Since then, a conciliation commission comprised of government representatives, deputies and senators has hammered out a compromise version, but the issue still looks set to be one of the most hotly debated in parliament in the coming weeks and months.

Lipatov said the revised bills are much improved and now have a good chance of being passed in the first reading, which will likely be in the first half of October.

The government's pointman on the project, Deputy Economic Development and Trade Minister Andrei Sharonov, said this week that the government had to agree to "serious changes" to get the bills back in the Duma.

For example, he said the Federation Council got what it wanted most, which was saving the regulatory role of the regions, despite government insistence that all regulatory functions be concentrated at the federal level.

And Duma deputies, he said, won concessions on letting vertically integrated companies operate during the transitional period of reform.

Sharonov said that most of the debate on the 370 amendments to the original bills will take place after the first reading, which he expected deputies to pass without much fuss.

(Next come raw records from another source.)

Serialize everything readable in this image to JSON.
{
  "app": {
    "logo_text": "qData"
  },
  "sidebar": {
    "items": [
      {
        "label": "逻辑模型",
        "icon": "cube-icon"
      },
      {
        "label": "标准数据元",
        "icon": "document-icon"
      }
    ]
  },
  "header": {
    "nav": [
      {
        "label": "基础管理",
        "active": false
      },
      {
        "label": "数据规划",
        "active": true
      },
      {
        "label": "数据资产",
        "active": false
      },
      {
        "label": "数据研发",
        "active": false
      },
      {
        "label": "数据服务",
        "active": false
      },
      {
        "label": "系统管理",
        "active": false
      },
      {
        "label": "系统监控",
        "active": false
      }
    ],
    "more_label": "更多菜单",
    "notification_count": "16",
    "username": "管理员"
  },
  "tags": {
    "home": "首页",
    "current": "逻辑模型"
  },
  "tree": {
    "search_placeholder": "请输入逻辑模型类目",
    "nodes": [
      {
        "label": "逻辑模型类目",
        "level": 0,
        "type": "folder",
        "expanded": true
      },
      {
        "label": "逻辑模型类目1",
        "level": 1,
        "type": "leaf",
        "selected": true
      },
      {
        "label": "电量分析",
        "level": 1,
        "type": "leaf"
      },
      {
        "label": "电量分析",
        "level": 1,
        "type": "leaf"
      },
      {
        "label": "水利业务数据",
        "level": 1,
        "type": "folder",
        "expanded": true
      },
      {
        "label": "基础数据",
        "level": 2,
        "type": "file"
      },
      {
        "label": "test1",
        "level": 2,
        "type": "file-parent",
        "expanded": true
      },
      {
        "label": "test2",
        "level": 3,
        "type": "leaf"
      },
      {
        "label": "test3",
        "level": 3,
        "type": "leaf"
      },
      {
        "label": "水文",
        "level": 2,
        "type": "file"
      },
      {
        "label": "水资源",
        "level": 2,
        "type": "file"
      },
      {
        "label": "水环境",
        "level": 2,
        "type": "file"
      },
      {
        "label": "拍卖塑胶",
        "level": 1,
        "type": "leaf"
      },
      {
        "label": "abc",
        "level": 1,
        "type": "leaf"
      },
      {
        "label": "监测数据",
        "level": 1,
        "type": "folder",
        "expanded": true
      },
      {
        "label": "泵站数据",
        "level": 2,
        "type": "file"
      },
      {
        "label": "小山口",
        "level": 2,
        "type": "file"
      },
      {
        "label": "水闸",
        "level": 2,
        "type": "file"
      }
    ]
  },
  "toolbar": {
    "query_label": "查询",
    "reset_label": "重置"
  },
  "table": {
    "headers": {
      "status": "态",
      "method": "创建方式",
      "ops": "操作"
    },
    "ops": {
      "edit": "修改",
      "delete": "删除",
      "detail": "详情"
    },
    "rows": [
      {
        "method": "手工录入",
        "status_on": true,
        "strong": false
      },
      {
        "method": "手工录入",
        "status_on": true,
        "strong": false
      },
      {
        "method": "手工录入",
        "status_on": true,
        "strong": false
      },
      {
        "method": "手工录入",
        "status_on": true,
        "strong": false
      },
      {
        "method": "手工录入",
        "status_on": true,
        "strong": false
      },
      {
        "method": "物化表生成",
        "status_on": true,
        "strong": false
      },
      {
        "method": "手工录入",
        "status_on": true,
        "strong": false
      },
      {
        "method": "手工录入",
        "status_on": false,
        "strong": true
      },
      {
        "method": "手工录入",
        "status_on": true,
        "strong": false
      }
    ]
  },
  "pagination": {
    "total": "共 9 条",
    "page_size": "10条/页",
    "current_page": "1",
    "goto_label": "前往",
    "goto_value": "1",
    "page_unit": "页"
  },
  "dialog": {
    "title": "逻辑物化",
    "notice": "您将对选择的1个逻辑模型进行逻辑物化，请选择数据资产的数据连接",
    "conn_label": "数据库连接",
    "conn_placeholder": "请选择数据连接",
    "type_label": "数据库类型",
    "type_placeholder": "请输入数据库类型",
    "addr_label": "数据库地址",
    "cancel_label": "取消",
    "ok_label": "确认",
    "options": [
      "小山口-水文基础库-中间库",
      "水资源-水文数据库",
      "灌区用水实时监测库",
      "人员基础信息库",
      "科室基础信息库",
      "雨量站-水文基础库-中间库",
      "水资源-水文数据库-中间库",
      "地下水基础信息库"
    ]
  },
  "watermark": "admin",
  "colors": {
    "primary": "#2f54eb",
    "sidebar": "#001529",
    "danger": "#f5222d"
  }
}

Others, however, are less optimistic.

Valery Rezansky, deputy head of the Fatherland-All Russia faction, which the government needs on its side to have a majority in the Duma, said that even after all the compromises achieved by the conciliation commission, too many negative or unclear elements remain.

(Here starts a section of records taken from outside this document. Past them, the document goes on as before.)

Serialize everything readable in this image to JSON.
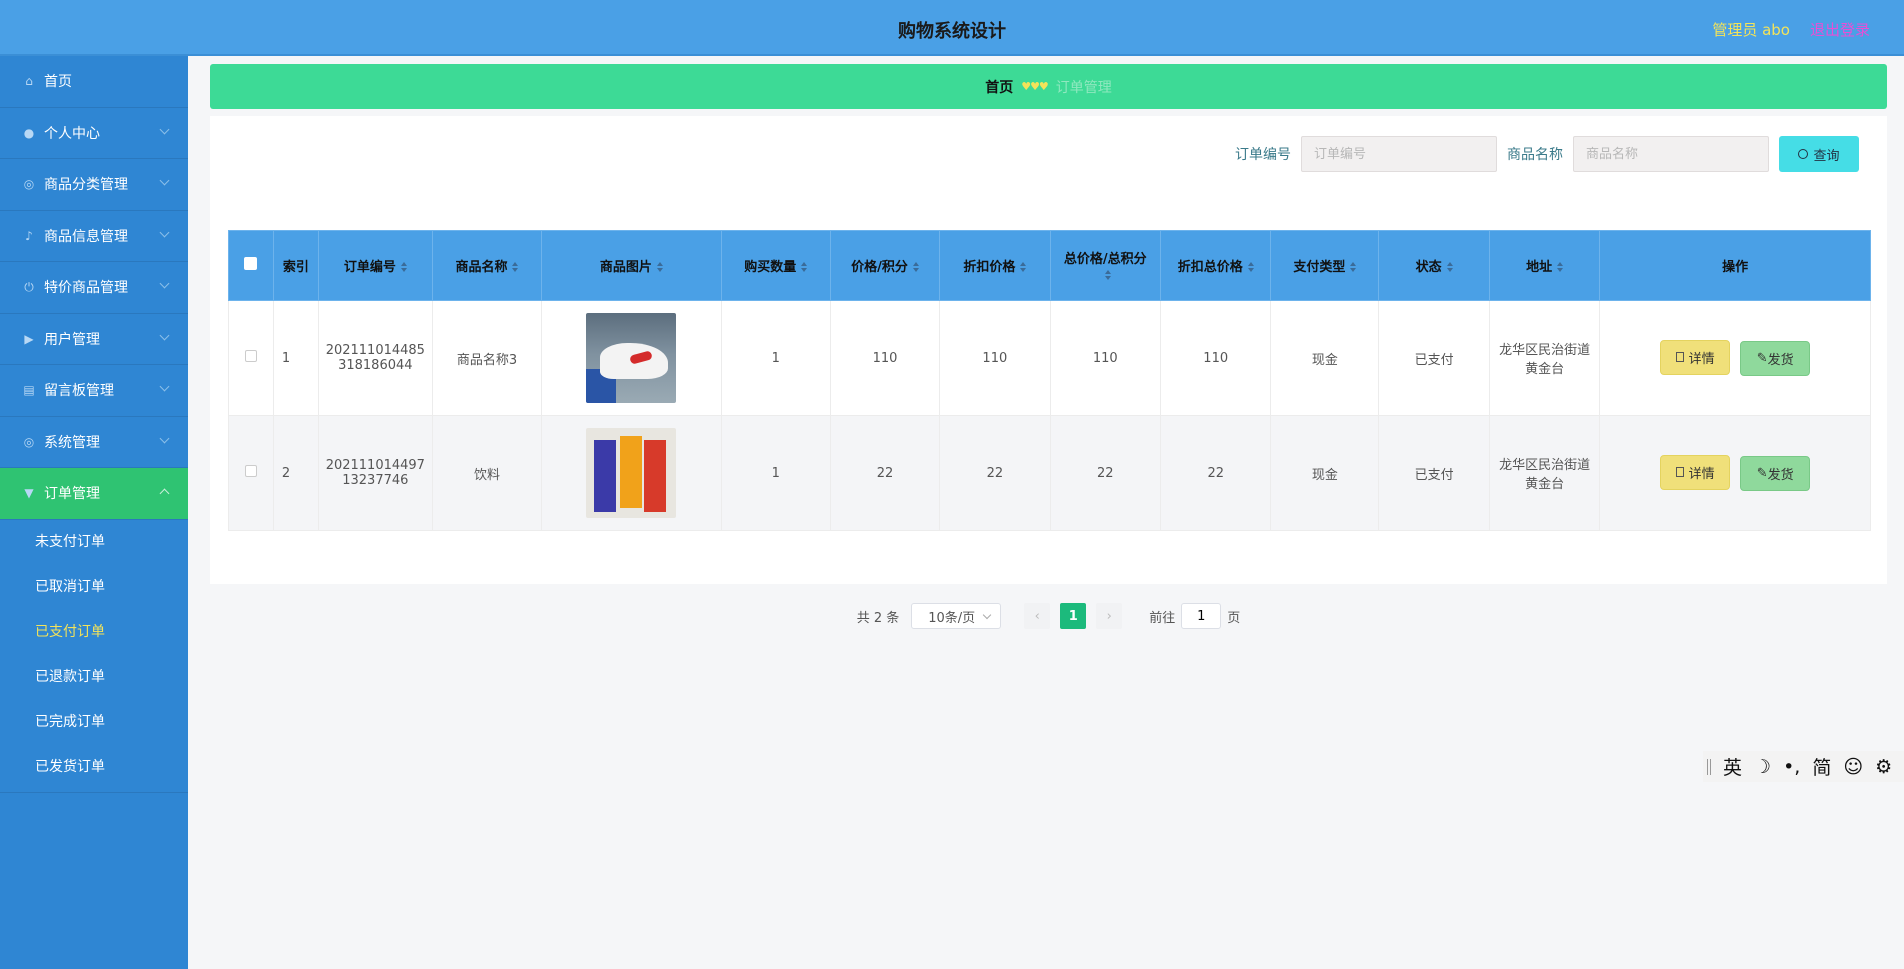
{
  "header": {
    "title": "购物系统设计",
    "user": "管理员 abo",
    "logout": "退出登录"
  },
  "sidebar": {
    "items": [
      {
        "label": "首页",
        "icon": "home-icon"
      },
      {
        "label": "个人中心",
        "icon": "user-icon"
      },
      {
        "label": "商品分类管理",
        "icon": "compass-icon"
      },
      {
        "label": "商品信息管理",
        "icon": "bell-icon"
      },
      {
        "label": "特价商品管理",
        "icon": "power-icon"
      },
      {
        "label": "用户管理",
        "icon": "video-icon"
      },
      {
        "label": "留言板管理",
        "icon": "clipboard-icon"
      },
      {
        "label": "系统管理",
        "icon": "compass-icon"
      },
      {
        "label": "订单管理",
        "icon": "bucket-icon"
      }
    ],
    "submenu": [
      "未支付订单",
      "已取消订单",
      "已支付订单",
      "已退款订单",
      "已完成订单",
      "已发货订单"
    ]
  },
  "breadcrumb": {
    "home": "首页",
    "sep": "♥♥♥",
    "current": "订单管理"
  },
  "search": {
    "order_label": "订单编号",
    "order_placeholder": "订单编号",
    "product_label": "商品名称",
    "product_placeholder": "商品名称",
    "button": "查询"
  },
  "table": {
    "headers": [
      "索引",
      "订单编号",
      "商品名称",
      "商品图片",
      "购买数量",
      "价格/积分",
      "折扣价格",
      "总价格/总积分",
      "折扣总价格",
      "支付类型",
      "状态",
      "地址",
      "操作"
    ],
    "rows": [
      {
        "index": "1",
        "order_no_1": "202111014485",
        "order_no_2": "318186044",
        "name": "商品名称3",
        "qty": "1",
        "price": "110",
        "discount": "110",
        "total": "110",
        "discount_total": "110",
        "pay": "现金",
        "status": "已支付",
        "addr_1": "龙华区民治街道",
        "addr_2": "黄金台"
      },
      {
        "index": "2",
        "order_no_1": "202111014497",
        "order_no_2": "13237746",
        "name": "饮料",
        "qty": "1",
        "price": "22",
        "discount": "22",
        "total": "22",
        "discount_total": "22",
        "pay": "现金",
        "status": "已支付",
        "addr_1": "龙华区民治街道",
        "addr_2": "黄金台"
      }
    ],
    "detail_btn": "详情",
    "ship_btn": "发货"
  },
  "pager": {
    "total": "共 2 条",
    "size": "10条/页",
    "page": "1",
    "goto": "前往",
    "goto_value": "1",
    "page_suffix": "页"
  },
  "ime": {
    "items": [
      "英",
      "☽",
      "•,",
      "简",
      "☺",
      "⚙"
    ]
  }
}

"We have not received an answer regarding how it will work to have regional energy commissions depend less on governors and more on the federal center," Rezansky said.

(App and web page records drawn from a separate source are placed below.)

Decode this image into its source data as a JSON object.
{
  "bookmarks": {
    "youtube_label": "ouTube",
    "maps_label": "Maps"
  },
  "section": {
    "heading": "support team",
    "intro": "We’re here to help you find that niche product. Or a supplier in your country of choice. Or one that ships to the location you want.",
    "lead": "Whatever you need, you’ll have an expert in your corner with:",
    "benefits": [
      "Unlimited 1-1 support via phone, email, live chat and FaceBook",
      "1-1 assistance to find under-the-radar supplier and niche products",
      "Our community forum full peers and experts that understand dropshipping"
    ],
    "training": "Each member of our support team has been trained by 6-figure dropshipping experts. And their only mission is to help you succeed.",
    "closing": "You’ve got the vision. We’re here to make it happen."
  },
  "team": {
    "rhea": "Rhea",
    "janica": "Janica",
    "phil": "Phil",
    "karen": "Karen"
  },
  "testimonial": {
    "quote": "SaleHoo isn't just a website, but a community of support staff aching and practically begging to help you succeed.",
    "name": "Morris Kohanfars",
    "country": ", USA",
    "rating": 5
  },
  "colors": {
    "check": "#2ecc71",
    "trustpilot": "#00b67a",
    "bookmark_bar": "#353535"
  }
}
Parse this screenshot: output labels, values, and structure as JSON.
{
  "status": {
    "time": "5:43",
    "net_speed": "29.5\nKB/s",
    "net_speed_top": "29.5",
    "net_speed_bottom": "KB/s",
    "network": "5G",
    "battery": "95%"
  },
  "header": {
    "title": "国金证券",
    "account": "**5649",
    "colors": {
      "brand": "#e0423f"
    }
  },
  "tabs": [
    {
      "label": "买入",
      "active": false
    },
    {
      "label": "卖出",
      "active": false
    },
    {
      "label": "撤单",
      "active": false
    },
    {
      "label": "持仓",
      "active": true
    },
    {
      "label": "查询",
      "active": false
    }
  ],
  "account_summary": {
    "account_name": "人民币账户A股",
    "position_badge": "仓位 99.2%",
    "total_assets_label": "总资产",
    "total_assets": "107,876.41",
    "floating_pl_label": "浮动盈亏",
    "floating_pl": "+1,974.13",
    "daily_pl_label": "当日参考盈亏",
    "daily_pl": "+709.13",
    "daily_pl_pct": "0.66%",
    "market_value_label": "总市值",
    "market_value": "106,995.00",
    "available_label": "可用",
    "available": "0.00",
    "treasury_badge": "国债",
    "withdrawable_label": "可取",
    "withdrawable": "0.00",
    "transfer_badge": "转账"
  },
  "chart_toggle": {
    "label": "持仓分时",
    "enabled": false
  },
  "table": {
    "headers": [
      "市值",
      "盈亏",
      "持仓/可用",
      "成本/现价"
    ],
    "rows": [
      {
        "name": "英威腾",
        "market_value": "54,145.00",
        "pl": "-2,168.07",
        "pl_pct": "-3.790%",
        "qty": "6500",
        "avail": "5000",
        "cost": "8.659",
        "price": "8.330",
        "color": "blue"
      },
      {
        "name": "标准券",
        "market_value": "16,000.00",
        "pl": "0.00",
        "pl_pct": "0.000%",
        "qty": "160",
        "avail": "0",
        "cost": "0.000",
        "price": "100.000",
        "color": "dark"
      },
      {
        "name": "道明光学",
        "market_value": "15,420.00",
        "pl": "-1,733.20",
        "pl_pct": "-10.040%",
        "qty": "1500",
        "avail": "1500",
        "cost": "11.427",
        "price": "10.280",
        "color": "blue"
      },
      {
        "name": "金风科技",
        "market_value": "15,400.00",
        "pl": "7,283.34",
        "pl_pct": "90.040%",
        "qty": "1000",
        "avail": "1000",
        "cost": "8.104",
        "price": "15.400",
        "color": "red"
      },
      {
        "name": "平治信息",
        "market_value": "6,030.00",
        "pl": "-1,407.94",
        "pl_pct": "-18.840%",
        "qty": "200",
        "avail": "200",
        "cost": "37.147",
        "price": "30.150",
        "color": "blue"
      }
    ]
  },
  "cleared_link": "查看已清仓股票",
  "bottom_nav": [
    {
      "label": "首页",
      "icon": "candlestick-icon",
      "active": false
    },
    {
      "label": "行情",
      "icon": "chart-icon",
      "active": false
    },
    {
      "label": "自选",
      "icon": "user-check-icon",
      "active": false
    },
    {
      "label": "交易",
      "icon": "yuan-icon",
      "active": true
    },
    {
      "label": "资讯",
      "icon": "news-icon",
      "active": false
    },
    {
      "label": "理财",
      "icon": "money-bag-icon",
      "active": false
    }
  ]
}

He said his faction is demanding that tariffs for electricity use by individuals be controlled by the federal government. If not, he said, electricity bills would jump sixfold. Fatherland-All Russia also wants tariffs to be set one year in advance to give businesses a chance to plan, he said.

Oleg Morozov, the leader of the coordination council of four centrist parties -- Unity, Fatherland-All Russia, People's Deputy and Russia's Regions -- said Tuesday that these and other unresolved issues mean that there is less than a 50 percent chance of the bills passing in the first reading.

"The government is proposing jumping out of the frying pan and into the fire," said Anatoly Kuzovkin of the Industry, Science and Technology Ministry's Institute of Macroeconomics.

"The government is proposing destroying the regional energy system, but in reality when Sharonov or Chubais are asked who will be obliged to provide the electricity on some definite territory -- they don't know," Kuzovkin said. "As a result of this kind of reform, GDP growth will end."

"There hasn't even been an analysis conducted of the social and economic consequences of the reform," said Russia Regions Deputy Yaroslav Shvyryayev, who has authored alternative bills on UES reform. He said he understands the utility's actions, which he said are based on its own corporate interests.

"But I can't understand the position of our own government."

Neither, apparently, does the government itself.

At a roundtable Monday attended by supporters and opponents of the government's UES plan, Sharonov got up and left before question time, leaving his colleague, Vyacheslav Kravchenko, to deal with dozens of irate scientists, experts and deputies.

Kravchenko, head of the Economic Development and Trade Ministry's department of restructuring natural monopolies, failed to answer scores of questions and stormed out in the middle of a heated debate.

Even the Moscow City Duma has jumped into the fray, voting Wednesday to officially appeal to the president, prime minster and Federation Council to halt UES reform.

The plan "will inevitably lead to muddle, anarchy and a loss of the responsibility for stable energy supplies," the appeal said, adding that reform should be delayed until 2004 to carry out an additional study on its impact with the participation of "subjects of the federation and foreign and domestic experts."

The City Duma also insisted that UES "transfer" a controlling stake in Mosenergo to Moscow.

In the past week, several major brokerages have downgraded UES shares over fears of continued asset-stripping.

The most aggressive was National Reserve Bank, which owns 4.5 percent of UES and was quoted Thursday as saying that the uncertainty surrounding the company could cause its share price "to fall between four and eight times in the coming months."